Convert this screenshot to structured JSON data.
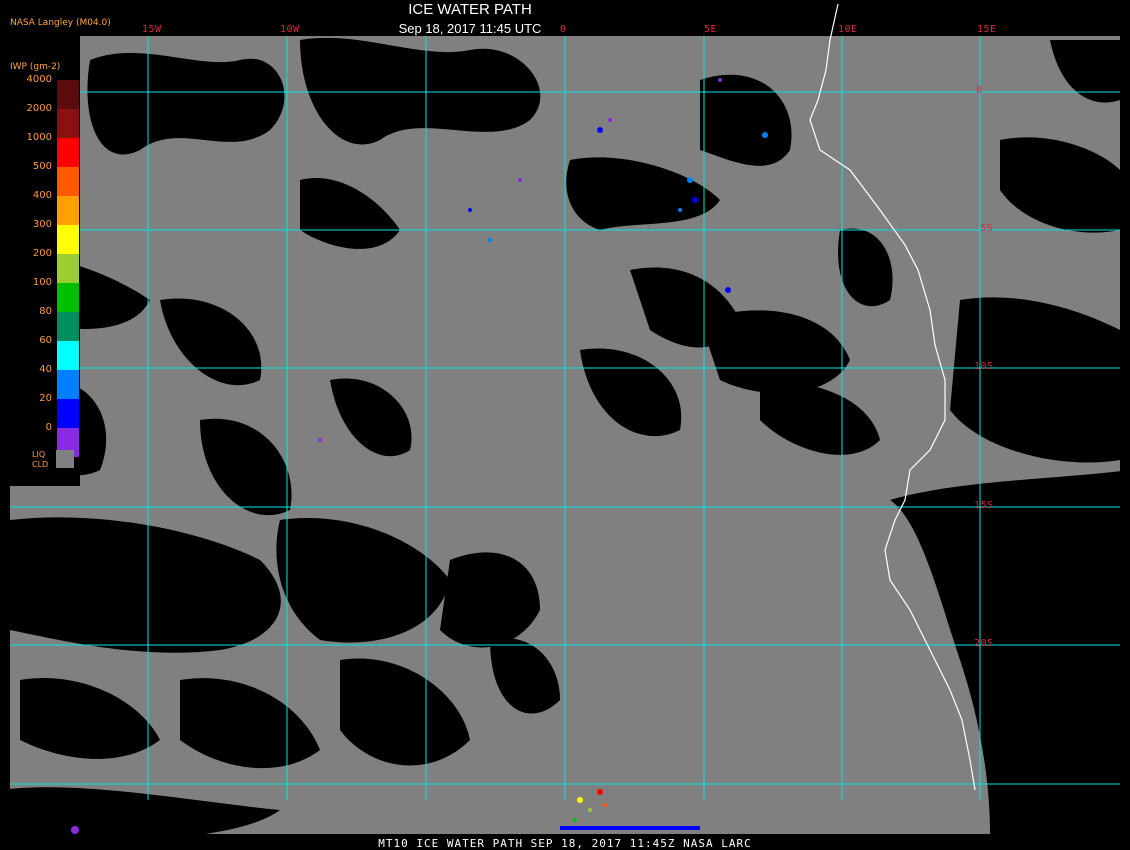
{
  "header": {
    "title": "ICE WATER PATH",
    "datetime": "Sep 18, 2017 11:45 UTC",
    "credit": "NASA Langley (M04.0)"
  },
  "lon_labels": [
    "15W",
    "10W",
    "0",
    "5E",
    "10E",
    "15E"
  ],
  "lat_labels": [
    "0",
    "5S",
    "10S",
    "15S",
    "20S"
  ],
  "legend": {
    "unit": "IWP (gm-2)",
    "liquid_label_1": "LIQ",
    "liquid_label_2": "CLD",
    "liquid_color": "#808080",
    "entries": [
      {
        "value": "4000",
        "color": "#5a0b0b"
      },
      {
        "value": "2000",
        "color": "#8b1010"
      },
      {
        "value": "1000",
        "color": "#ff0000"
      },
      {
        "value": "500",
        "color": "#ff5a00"
      },
      {
        "value": "400",
        "color": "#ff9f00"
      },
      {
        "value": "300",
        "color": "#ffff00"
      },
      {
        "value": "200",
        "color": "#9acd32"
      },
      {
        "value": "100",
        "color": "#00c000"
      },
      {
        "value": "80",
        "color": "#009060"
      },
      {
        "value": "60",
        "color": "#00ffff"
      },
      {
        "value": "40",
        "color": "#0080ff"
      },
      {
        "value": "20",
        "color": "#0000ff"
      },
      {
        "value": "0",
        "color": "#8a2be2"
      }
    ]
  },
  "colors": {
    "grid": "#00e5e5",
    "land": "#808080",
    "coast": "#ffffff",
    "label": "#e0253a"
  },
  "footer": "MT10  ICE WATER PATH  SEP 18, 2017 11:45Z  NASA LARC"
}
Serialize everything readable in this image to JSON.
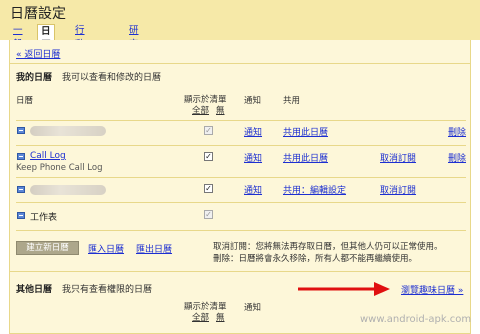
{
  "header": {
    "title": "日曆設定"
  },
  "tabs": [
    "一般",
    "日曆",
    "行動設定",
    "研究室"
  ],
  "back_link": "« 返回日曆",
  "my_calendars": {
    "title": "我的日曆",
    "description": "我可以查看和修改的日曆",
    "col_calendar": "日曆",
    "col_show_in_list": "顯示於清單",
    "col_all": "全部",
    "col_none": "無",
    "col_notify": "通知",
    "col_share": "共用",
    "rows": [
      {
        "name": "",
        "subtitle": "",
        "notify": "通知",
        "share": "共用此日曆",
        "unsubscribe": "",
        "delete": "刪除",
        "checked": true,
        "disabled": true
      },
      {
        "name": "Call Log",
        "subtitle": "Keep Phone Call Log",
        "notify": "通知",
        "share": "共用此日曆",
        "unsubscribe": "取消訂閱",
        "delete": "刪除",
        "checked": true,
        "disabled": false
      },
      {
        "name": "",
        "subtitle": "",
        "notify": "通知",
        "share": "共用：編輯設定",
        "unsubscribe": "取消訂閱",
        "delete": "",
        "checked": true,
        "disabled": false
      },
      {
        "name": "工作表",
        "subtitle": "",
        "notify": "",
        "share": "",
        "unsubscribe": "",
        "delete": "",
        "checked": true,
        "disabled": true
      }
    ],
    "create_button": "建立新日曆",
    "import_link": "匯入日曆",
    "export_link": "匯出日曆",
    "note_line1": "取消訂閱：您將無法再存取日曆，但其他人仍可以正常使用。",
    "note_line2": "刪除：日曆將會永久移除，所有人都不能再繼續使用。"
  },
  "other_calendars": {
    "title": "其他日曆",
    "description": "我只有查看權限的日曆",
    "browse_link": "瀏覽趣味日曆 »",
    "col_show_in_list": "顯示於清單",
    "col_all": "全部",
    "col_none": "無",
    "col_notify": "通知"
  },
  "watermark": "www.android-apk.com",
  "colors": {
    "header_bg": "#f6e9a8",
    "panel_bg": "#fdf7d9",
    "link": "#1d2fd1",
    "arrow": "#e01010"
  }
}
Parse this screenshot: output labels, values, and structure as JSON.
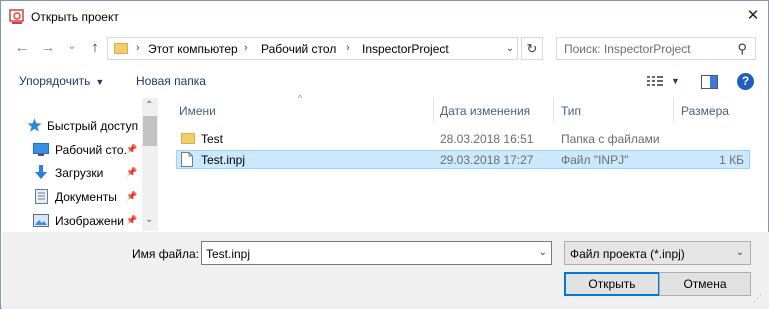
{
  "window": {
    "title": "Открыть проект",
    "close_glyph": "✕"
  },
  "nav": {
    "back_glyph": "←",
    "forward_glyph": "→",
    "recent_glyph": "⌄",
    "up_glyph": "↑",
    "breadcrumb": {
      "sep": "›",
      "items": [
        "Этот компьютер",
        "Рабочий стол",
        "InspectorProject"
      ]
    },
    "dropdown_glyph": "⌄",
    "refresh_glyph": "↻",
    "search": {
      "placeholder": "Поиск: InspectorProject",
      "icon_glyph": "⚲"
    }
  },
  "toolbar": {
    "organize": "Упорядочить",
    "arrow": "▼",
    "new_folder": "Новая папка",
    "help": "?"
  },
  "sidebar": {
    "items": [
      {
        "label": "Быстрый доступ",
        "icon": "star-icon",
        "pinned": false
      },
      {
        "label": "Рабочий сто.",
        "icon": "desktop-icon",
        "pinned": true
      },
      {
        "label": "Загрузки",
        "icon": "download-icon",
        "pinned": true
      },
      {
        "label": "Документы",
        "icon": "document-icon",
        "pinned": true
      },
      {
        "label": "Изображени",
        "icon": "image-icon",
        "pinned": true
      }
    ],
    "pin_glyph": "📌",
    "scroll_up": "⌃",
    "scroll_down": "⌄"
  },
  "files": {
    "sort_caret": "^",
    "columns": [
      "Имени",
      "Дата изменения",
      "Тип",
      "Размера"
    ],
    "rows": [
      {
        "name": "Test",
        "date": "28.03.2018 16:51",
        "type": "Папка с файлами",
        "size": "",
        "icon": "folder-icon",
        "selected": false
      },
      {
        "name": "Test.inpj",
        "date": "29.03.2018 17:27",
        "type": "Файл \"INPJ\"",
        "size": "1 КБ",
        "icon": "file-icon",
        "selected": true
      }
    ]
  },
  "footer": {
    "filename_label": "Имя файла:",
    "filename_value": "Test.inpj",
    "filter_value": "Файл проекта (*.inpj)",
    "open_label": "Открыть",
    "cancel_label": "Отмена",
    "grip": "⋰"
  },
  "colors": {
    "accent": "#0078d7",
    "selection": "#cce8ff",
    "folder": "#f2cd6d",
    "app_icon": "#d64040"
  }
}
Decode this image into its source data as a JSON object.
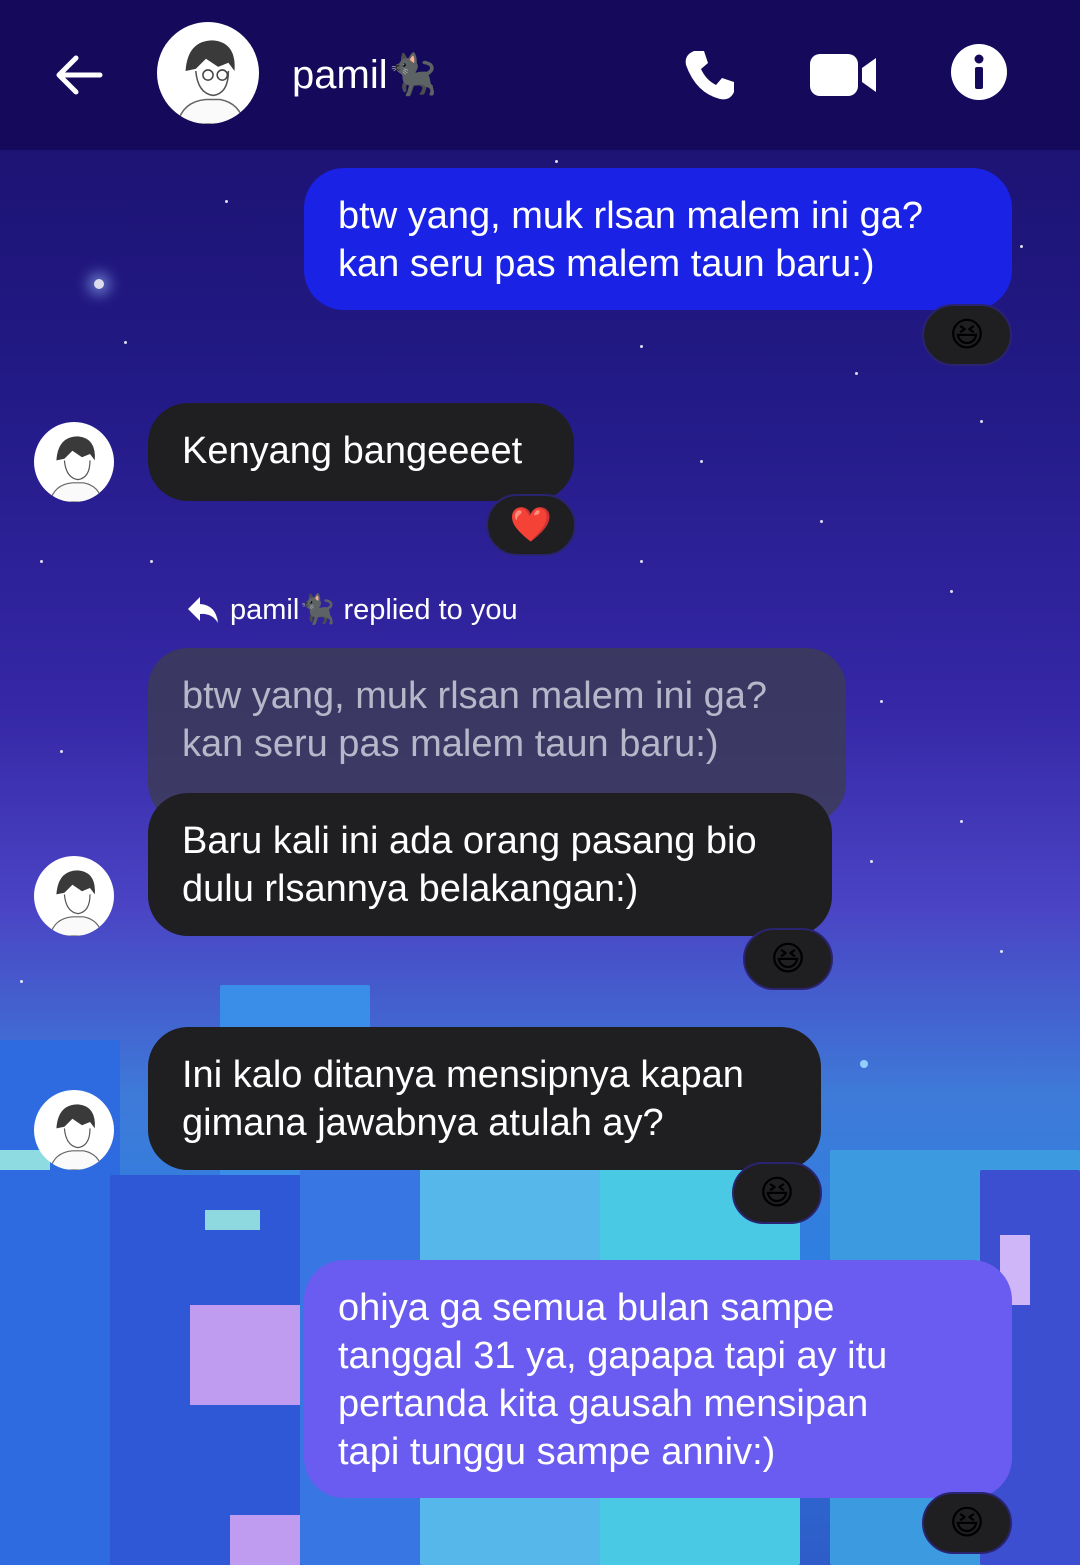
{
  "header": {
    "contact_name": "pamil🐈‍⬛"
  },
  "messages": [
    {
      "id": "m1",
      "direction": "outgoing",
      "text": "btw yang, muk rlsan malem ini ga?\nkan seru pas malem taun baru:)",
      "reaction": "😆"
    },
    {
      "id": "m2",
      "direction": "incoming",
      "text": "Kenyang bangeeeet",
      "reaction": "❤️"
    },
    {
      "id": "m3",
      "direction": "incoming",
      "reply_label": "pamil🐈‍⬛ replied to you",
      "quoted_text": "btw yang, muk rlsan malem ini ga?\nkan seru pas malem taun baru:)",
      "text": "Baru kali ini ada orang pasang bio\ndulu rlsannya belakangan:)",
      "reaction": "😆"
    },
    {
      "id": "m4",
      "direction": "incoming",
      "text": "Ini kalo ditanya mensipnya kapan\ngimana jawabnya atulah ay?",
      "reaction": "😆"
    },
    {
      "id": "m5",
      "direction": "outgoing",
      "text": "ohiya ga semua bulan sampe\ntanggal 31 ya, gapapa tapi ay itu\npertanda kita gausah mensipan\ntapi tunggu sampe anniv:)",
      "reaction": "😆"
    }
  ],
  "icons": {
    "back": "arrow-left-icon",
    "call": "phone-icon",
    "video": "video-camera-icon",
    "info": "info-icon",
    "reply": "reply-arrow-icon"
  },
  "colors": {
    "header_bg": "#15095c",
    "outgoing_bubble": "#1a22e6",
    "incoming_bubble": "#1f1f22",
    "outgoing_bubble_lower": "#6a5cf0"
  }
}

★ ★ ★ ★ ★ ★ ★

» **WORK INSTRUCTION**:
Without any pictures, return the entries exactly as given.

» **WRITTEN ANSWER**:
Convert this screenshot to structured JSON data.
{
  "header": {
    "title": "ICE WATER PATH",
    "datetime": "Sep 18, 2017 11:45 UTC",
    "credit": "NASA Langley (M04.0)"
  },
  "lon_labels": [
    "15W",
    "10W",
    "0",
    "5E",
    "10E",
    "15E"
  ],
  "lat_labels": [
    "0",
    "5S",
    "10S",
    "15S",
    "20S"
  ],
  "legend": {
    "unit": "IWP (gm-2)",
    "liquid_label_1": "LIQ",
    "liquid_label_2": "CLD",
    "liquid_color": "#808080",
    "entries": [
      {
        "value": "4000",
        "color": "#5a0b0b"
      },
      {
        "value": "2000",
        "color": "#8b1010"
      },
      {
        "value": "1000",
        "color": "#ff0000"
      },
      {
        "value": "500",
        "color": "#ff5a00"
      },
      {
        "value": "400",
        "color": "#ff9f00"
      },
      {
        "value": "300",
        "color": "#ffff00"
      },
      {
        "value": "200",
        "color": "#9acd32"
      },
      {
        "value": "100",
        "color": "#00c000"
      },
      {
        "value": "80",
        "color": "#009060"
      },
      {
        "value": "60",
        "color": "#00ffff"
      },
      {
        "value": "40",
        "color": "#0080ff"
      },
      {
        "value": "20",
        "color": "#0000ff"
      },
      {
        "value": "0",
        "color": "#8a2be2"
      }
    ]
  },
  "colors": {
    "grid": "#00e5e5",
    "land": "#808080",
    "coast": "#ffffff",
    "label": "#e0253a"
  },
  "footer": "MT10  ICE WATER PATH  SEP 18, 2017 11:45Z  NASA LARC"
}
Serialize everything readable in this image to JSON.
{
  "header": {
    "title": "日曆設定"
  },
  "tabs": [
    "一般",
    "日曆",
    "行動設定",
    "研究室"
  ],
  "back_link": "« 返回日曆",
  "my_calendars": {
    "title": "我的日曆",
    "description": "我可以查看和修改的日曆",
    "col_calendar": "日曆",
    "col_show_in_list": "顯示於清單",
    "col_all": "全部",
    "col_none": "無",
    "col_notify": "通知",
    "col_share": "共用",
    "rows": [
      {
        "name": "",
        "subtitle": "",
        "notify": "通知",
        "share": "共用此日曆",
        "unsubscribe": "",
        "delete": "刪除",
        "checked": true,
        "disabled": true
      },
      {
        "name": "Call Log",
        "subtitle": "Keep Phone Call Log",
        "notify": "通知",
        "share": "共用此日曆",
        "unsubscribe": "取消訂閱",
        "delete": "刪除",
        "checked": true,
        "disabled": false
      },
      {
        "name": "",
        "subtitle": "",
        "notify": "通知",
        "share": "共用：編輯設定",
        "unsubscribe": "取消訂閱",
        "delete": "",
        "checked": true,
        "disabled": false
      },
      {
        "name": "工作表",
        "subtitle": "",
        "notify": "",
        "share": "",
        "unsubscribe": "",
        "delete": "",
        "checked": true,
        "disabled": true
      }
    ],
    "create_button": "建立新日曆",
    "import_link": "匯入日曆",
    "export_link": "匯出日曆",
    "note_line1": "取消訂閱：您將無法再存取日曆，但其他人仍可以正常使用。",
    "note_line2": "刪除：日曆將會永久移除，所有人都不能再繼續使用。"
  },
  "other_calendars": {
    "title": "其他日曆",
    "description": "我只有查看權限的日曆",
    "browse_link": "瀏覽趣味日曆 »",
    "col_show_in_list": "顯示於清單",
    "col_all": "全部",
    "col_none": "無",
    "col_notify": "通知"
  },
  "watermark": "www.android-apk.com",
  "colors": {
    "header_bg": "#f6e9a8",
    "panel_bg": "#fdf7d9",
    "link": "#1d2fd1",
    "arrow": "#e01010"
  }
}
Parse this screenshot: output labels, values, and structure as JSON.
{
  "window": {
    "title": "Открыть проект",
    "close_glyph": "✕"
  },
  "nav": {
    "back_glyph": "←",
    "forward_glyph": "→",
    "recent_glyph": "⌄",
    "up_glyph": "↑",
    "breadcrumb": {
      "sep": "›",
      "items": [
        "Этот компьютер",
        "Рабочий стол",
        "InspectorProject"
      ]
    },
    "dropdown_glyph": "⌄",
    "refresh_glyph": "↻",
    "search": {
      "placeholder": "Поиск: InspectorProject",
      "icon_glyph": "⚲"
    }
  },
  "toolbar": {
    "organize": "Упорядочить",
    "arrow": "▼",
    "new_folder": "Новая папка",
    "help": "?"
  },
  "sidebar": {
    "items": [
      {
        "label": "Быстрый доступ",
        "icon": "star-icon",
        "pinned": false
      },
      {
        "label": "Рабочий сто.",
        "icon": "desktop-icon",
        "pinned": true
      },
      {
        "label": "Загрузки",
        "icon": "download-icon",
        "pinned": true
      },
      {
        "label": "Документы",
        "icon": "document-icon",
        "pinned": true
      },
      {
        "label": "Изображени",
        "icon": "image-icon",
        "pinned": true
      }
    ],
    "pin_glyph": "📌",
    "scroll_up": "⌃",
    "scroll_down": "⌄"
  },
  "files": {
    "sort_caret": "^",
    "columns": [
      "Имени",
      "Дата изменения",
      "Тип",
      "Размера"
    ],
    "rows": [
      {
        "name": "Test",
        "date": "28.03.2018 16:51",
        "type": "Папка с файлами",
        "size": "",
        "icon": "folder-icon",
        "selected": false
      },
      {
        "name": "Test.inpj",
        "date": "29.03.2018 17:27",
        "type": "Файл \"INPJ\"",
        "size": "1 КБ",
        "icon": "file-icon",
        "selected": true
      }
    ]
  },
  "footer": {
    "filename_label": "Имя файла:",
    "filename_value": "Test.inpj",
    "filter_value": "Файл проекта (*.inpj)",
    "open_label": "Открыть",
    "cancel_label": "Отмена",
    "grip": "⋰"
  },
  "colors": {
    "accent": "#0078d7",
    "selection": "#cce8ff",
    "folder": "#f2cd6d",
    "app_icon": "#d64040"
  }
}
Decode this image into its source data as a JSON object.
{
  "header": {
    "contact_name": "pamil🐈‍⬛"
  },
  "messages": [
    {
      "id": "m1",
      "direction": "outgoing",
      "text": "btw yang, muk rlsan malem ini ga?\nkan seru pas malem taun baru:)",
      "reaction": "😆"
    },
    {
      "id": "m2",
      "direction": "incoming",
      "text": "Kenyang bangeeeet",
      "reaction": "❤️"
    },
    {
      "id": "m3",
      "direction": "incoming",
      "reply_label": "pamil🐈‍⬛ replied to you",
      "quoted_text": "btw yang, muk rlsan malem ini ga?\nkan seru pas malem taun baru:)",
      "text": "Baru kali ini ada orang pasang bio\ndulu rlsannya belakangan:)",
      "reaction": "😆"
    },
    {
      "id": "m4",
      "direction": "incoming",
      "text": "Ini kalo ditanya mensipnya kapan\ngimana jawabnya atulah ay?",
      "reaction": "😆"
    },
    {
      "id": "m5",
      "direction": "outgoing",
      "text": "ohiya ga semua bulan sampe\ntanggal 31 ya, gapapa tapi ay itu\npertanda kita gausah mensipan\ntapi tunggu sampe anniv:)",
      "reaction": "😆"
    }
  ],
  "icons": {
    "back": "arrow-left-icon",
    "call": "phone-icon",
    "video": "video-camera-icon",
    "info": "info-icon",
    "reply": "reply-arrow-icon"
  },
  "colors": {
    "header_bg": "#15095c",
    "outgoing_bubble": "#1a22e6",
    "incoming_bubble": "#1f1f22",
    "outgoing_bubble_lower": "#6a5cf0"
  }
}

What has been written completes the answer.